== The data ==

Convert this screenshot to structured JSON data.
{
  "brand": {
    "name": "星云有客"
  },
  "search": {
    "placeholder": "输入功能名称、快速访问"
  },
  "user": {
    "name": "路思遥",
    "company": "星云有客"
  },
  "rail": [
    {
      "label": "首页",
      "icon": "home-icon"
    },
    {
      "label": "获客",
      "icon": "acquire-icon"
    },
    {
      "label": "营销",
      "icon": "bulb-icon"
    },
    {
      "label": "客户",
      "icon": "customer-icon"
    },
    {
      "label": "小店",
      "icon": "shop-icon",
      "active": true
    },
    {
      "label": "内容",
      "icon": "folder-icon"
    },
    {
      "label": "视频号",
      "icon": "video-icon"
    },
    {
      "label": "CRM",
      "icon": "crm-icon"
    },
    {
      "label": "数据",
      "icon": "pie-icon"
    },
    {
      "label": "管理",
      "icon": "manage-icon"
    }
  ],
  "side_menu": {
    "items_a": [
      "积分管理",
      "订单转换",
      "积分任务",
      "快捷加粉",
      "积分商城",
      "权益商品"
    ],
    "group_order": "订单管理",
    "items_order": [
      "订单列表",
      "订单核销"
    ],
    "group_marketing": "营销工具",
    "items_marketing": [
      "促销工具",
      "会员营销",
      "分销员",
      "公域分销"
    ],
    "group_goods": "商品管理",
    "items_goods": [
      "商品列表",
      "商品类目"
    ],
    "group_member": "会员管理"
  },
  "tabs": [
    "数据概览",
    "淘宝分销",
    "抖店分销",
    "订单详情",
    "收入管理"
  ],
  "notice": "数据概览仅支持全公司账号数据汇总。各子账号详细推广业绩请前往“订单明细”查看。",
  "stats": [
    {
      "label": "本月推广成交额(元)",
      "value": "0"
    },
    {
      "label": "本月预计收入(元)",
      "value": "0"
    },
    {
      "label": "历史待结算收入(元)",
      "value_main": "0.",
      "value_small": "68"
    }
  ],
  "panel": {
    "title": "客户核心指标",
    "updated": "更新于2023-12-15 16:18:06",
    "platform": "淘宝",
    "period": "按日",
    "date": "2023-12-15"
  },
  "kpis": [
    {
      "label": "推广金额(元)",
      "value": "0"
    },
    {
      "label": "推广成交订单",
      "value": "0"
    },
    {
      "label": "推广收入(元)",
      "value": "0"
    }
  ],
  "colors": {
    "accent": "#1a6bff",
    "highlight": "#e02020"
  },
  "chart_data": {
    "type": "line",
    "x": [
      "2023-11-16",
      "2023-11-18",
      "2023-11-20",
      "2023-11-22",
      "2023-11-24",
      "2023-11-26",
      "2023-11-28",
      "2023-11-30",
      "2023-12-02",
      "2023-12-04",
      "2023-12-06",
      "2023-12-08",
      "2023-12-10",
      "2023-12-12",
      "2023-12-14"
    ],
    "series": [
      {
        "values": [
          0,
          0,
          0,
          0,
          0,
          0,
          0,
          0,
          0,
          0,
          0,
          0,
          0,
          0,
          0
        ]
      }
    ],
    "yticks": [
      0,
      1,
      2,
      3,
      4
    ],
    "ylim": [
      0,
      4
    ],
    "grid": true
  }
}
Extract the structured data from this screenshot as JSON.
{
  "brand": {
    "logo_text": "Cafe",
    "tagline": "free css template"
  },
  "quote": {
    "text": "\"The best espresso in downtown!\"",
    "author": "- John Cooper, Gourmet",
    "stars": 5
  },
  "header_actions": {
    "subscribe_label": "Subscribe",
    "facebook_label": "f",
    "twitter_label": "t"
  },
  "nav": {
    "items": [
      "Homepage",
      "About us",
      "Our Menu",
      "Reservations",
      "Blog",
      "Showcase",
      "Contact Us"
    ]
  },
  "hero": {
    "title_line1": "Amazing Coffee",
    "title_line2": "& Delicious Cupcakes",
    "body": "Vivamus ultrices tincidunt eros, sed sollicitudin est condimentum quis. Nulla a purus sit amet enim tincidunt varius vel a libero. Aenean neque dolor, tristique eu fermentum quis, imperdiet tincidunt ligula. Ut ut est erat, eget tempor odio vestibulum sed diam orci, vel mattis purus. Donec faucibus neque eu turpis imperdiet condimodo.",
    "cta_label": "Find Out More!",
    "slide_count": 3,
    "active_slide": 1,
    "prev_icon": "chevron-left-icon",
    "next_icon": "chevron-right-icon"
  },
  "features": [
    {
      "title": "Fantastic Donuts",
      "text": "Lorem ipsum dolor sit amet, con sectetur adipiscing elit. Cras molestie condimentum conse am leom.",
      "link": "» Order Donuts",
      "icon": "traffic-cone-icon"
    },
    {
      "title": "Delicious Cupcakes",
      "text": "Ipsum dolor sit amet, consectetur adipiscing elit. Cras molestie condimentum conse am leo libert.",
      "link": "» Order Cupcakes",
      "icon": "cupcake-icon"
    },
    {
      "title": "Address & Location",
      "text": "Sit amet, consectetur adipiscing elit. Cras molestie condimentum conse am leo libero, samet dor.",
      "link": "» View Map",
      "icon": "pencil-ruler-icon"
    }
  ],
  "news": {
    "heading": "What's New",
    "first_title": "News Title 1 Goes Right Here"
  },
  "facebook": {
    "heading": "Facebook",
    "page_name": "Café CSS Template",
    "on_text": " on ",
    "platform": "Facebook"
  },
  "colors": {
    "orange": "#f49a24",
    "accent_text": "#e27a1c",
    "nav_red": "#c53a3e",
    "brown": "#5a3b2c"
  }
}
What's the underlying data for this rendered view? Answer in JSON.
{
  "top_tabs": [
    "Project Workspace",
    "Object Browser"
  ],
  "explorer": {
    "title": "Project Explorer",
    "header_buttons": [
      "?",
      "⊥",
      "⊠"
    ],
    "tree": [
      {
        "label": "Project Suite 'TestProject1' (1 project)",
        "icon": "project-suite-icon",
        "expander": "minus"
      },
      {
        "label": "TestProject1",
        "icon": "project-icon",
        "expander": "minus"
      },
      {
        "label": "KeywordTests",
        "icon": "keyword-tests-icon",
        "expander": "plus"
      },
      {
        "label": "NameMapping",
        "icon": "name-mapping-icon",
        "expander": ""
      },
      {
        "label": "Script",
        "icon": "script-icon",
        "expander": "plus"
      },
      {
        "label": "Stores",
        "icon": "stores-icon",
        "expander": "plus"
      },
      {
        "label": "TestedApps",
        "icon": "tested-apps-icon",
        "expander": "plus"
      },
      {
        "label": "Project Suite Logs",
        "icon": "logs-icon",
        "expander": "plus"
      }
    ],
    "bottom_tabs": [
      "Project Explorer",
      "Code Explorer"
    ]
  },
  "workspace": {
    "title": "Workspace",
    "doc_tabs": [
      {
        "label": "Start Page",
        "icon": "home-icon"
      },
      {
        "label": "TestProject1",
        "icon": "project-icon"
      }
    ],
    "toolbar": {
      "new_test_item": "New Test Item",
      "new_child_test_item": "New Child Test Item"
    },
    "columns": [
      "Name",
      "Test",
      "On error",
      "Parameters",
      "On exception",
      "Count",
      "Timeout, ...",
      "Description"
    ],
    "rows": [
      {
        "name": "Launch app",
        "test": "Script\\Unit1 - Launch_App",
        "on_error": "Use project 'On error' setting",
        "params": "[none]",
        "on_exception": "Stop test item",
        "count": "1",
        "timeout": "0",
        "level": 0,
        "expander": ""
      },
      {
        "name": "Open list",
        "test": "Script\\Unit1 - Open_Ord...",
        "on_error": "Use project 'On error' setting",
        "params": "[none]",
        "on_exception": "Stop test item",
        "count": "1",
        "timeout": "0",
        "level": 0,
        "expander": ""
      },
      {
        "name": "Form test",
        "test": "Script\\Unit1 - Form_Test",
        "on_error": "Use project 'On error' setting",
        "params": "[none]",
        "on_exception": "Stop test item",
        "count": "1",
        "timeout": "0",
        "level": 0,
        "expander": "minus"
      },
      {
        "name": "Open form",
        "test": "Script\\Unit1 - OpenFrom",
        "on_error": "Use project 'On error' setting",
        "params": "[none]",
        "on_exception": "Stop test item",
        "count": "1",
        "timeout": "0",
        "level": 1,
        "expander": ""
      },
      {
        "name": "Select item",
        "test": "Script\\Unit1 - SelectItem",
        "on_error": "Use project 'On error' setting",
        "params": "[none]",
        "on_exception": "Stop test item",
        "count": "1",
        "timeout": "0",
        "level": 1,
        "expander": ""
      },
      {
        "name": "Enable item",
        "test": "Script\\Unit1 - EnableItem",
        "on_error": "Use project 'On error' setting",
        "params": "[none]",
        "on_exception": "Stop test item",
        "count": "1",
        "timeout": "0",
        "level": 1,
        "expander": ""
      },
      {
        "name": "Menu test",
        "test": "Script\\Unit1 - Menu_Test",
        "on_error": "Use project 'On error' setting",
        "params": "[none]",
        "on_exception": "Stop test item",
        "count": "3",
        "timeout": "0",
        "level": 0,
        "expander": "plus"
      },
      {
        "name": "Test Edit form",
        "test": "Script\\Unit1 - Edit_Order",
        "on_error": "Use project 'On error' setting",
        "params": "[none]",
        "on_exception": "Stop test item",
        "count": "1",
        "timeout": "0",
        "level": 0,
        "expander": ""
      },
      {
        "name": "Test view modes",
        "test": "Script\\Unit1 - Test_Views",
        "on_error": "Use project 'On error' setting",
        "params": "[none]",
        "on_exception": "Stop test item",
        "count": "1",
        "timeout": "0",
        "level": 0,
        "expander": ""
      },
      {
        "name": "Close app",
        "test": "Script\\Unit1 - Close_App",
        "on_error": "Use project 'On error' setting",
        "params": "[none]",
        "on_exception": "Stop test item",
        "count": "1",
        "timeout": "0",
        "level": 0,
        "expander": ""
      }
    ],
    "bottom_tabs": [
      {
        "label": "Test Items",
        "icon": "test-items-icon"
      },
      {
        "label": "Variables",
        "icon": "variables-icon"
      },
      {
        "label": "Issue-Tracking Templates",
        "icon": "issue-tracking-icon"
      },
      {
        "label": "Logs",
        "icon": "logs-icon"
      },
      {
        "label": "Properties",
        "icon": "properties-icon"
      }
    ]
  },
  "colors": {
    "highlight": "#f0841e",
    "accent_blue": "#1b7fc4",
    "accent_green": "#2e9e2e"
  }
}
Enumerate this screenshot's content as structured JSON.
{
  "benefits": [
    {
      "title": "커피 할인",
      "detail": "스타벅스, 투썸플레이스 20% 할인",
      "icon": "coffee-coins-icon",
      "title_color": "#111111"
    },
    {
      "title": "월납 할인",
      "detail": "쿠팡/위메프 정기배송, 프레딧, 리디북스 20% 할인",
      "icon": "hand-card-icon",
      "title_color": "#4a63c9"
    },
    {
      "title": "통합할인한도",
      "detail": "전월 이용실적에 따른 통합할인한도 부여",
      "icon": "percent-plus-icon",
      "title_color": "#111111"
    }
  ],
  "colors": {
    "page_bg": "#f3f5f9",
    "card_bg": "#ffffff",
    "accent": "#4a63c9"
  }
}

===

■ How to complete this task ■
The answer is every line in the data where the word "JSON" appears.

■ Result below ■
Convert this screenshot to structured JSON data.
Extract the structured data from this screenshot as JSON.
What's the underlying data for this rendered view? Answer in JSON.
Enumerate this screenshot's content as structured JSON.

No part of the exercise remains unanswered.